Senate Majority Leader Mitch McConnell has scheduled a vote on three amendments to the USA Freedom Act, which ends the NSA's massive collection of Americans' telephone data. The amendments, proposed by Senate Intelligence Committee chairman Richard Burr, include extending the bulk collection program from six months to one year -- twice the amount of time called for in the version of the bill the House overwhelmingly approved last month.
But two high-ranking members of the House Judiciary Committee, Republican chairman Bob Goodlatte and ranking Democrat John Conyers, issued a statement Monday rejecting the amendments.
"These amendments only serve to weaken the House-passed bill and postpone timely enactment of legislation that responsibly protects national security while enhancing civil liberty protections," wrote Goodlatte and Conyers. They warned the full House would not accept the changes if they are approved by the Senate, which would permanently end several provisions of the U.S. Patriot Act, passed by Congress after the September 11, 2001 terrorist attacks, that allowed the government's domestic surveillance program.
The provisions ended Sunday after the Senate failed to pass the House-approved measure, which would allow the NSA to request the telephone data from phone companies on a case-by-case basis. The final vote has been blocked by Kentucky Republican Rand Paul, who is seeking the 2016 Republican presidential nomination. Paul has denounced the NSA program as a violation of Americans' privacy, and says the House bill does not go far enough in reforming it.
But Republican Senator John McCain, who lost the 2008 presidential election to President Barack Obama, said Paul "obviously has a higher priority for his fundraising and political ambitions than for the security of the nation."
Obama has come out in support of the House's version of the USA Freedom Act. White House spokesman Josh Earnest told reporters Monday the legislative standoff has introduced unnecessary risk for the United States.
The telephone data collection from millions of calls was first revealed two years ago by former NSA contractor Edward Snowden, now living in asylum in Russia.
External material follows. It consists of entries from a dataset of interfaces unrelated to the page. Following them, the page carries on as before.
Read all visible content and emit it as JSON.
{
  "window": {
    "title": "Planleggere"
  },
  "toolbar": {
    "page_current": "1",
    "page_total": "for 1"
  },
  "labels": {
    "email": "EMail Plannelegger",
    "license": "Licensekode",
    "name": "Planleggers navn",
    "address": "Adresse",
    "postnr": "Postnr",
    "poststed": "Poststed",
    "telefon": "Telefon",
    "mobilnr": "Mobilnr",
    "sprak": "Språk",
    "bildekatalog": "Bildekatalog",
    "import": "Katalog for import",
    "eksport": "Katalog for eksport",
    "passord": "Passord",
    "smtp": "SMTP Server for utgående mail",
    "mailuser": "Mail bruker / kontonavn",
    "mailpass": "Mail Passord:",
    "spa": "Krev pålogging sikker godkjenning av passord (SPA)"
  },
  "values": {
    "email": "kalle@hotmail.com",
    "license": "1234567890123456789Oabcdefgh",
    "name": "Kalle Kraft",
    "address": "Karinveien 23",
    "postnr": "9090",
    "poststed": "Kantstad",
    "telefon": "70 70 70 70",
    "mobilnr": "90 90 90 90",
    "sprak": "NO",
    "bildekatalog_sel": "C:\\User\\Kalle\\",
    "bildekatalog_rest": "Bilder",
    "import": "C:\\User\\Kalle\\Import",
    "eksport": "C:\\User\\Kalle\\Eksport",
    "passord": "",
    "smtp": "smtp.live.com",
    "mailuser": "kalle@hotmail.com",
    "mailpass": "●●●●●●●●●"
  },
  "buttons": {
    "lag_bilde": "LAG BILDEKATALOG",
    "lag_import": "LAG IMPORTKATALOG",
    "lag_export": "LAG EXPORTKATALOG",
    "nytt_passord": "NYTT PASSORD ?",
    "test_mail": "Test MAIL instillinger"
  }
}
It included phone numbers, the dates and duration of calls, but not the content.
Without the new authorization, the NSA also has been forced to at least temporarily shut down two other programs, including a "lone wolf" tracking provision that has never been used and a roaming wiretap program.